Start of Data extract

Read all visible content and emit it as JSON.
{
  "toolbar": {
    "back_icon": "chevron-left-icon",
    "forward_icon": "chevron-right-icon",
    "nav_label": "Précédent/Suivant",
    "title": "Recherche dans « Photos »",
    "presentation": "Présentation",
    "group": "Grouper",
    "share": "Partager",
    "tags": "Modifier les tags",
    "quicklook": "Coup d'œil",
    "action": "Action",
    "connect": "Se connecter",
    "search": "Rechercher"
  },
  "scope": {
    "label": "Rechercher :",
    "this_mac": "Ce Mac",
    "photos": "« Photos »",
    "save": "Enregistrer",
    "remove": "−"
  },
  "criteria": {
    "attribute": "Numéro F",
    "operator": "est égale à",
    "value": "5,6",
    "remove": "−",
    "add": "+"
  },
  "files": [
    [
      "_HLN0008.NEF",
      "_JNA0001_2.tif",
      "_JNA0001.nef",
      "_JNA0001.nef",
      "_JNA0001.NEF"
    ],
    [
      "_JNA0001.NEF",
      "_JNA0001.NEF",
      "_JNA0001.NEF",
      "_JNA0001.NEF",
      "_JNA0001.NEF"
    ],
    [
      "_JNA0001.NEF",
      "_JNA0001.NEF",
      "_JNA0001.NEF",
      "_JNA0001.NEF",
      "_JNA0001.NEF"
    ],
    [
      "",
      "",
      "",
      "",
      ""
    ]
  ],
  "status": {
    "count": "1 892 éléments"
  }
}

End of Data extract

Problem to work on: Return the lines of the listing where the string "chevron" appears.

Answer to this exercise:
    "back_icon": "chevron-left-icon",
    "forward_icon": "chevron-right-icon",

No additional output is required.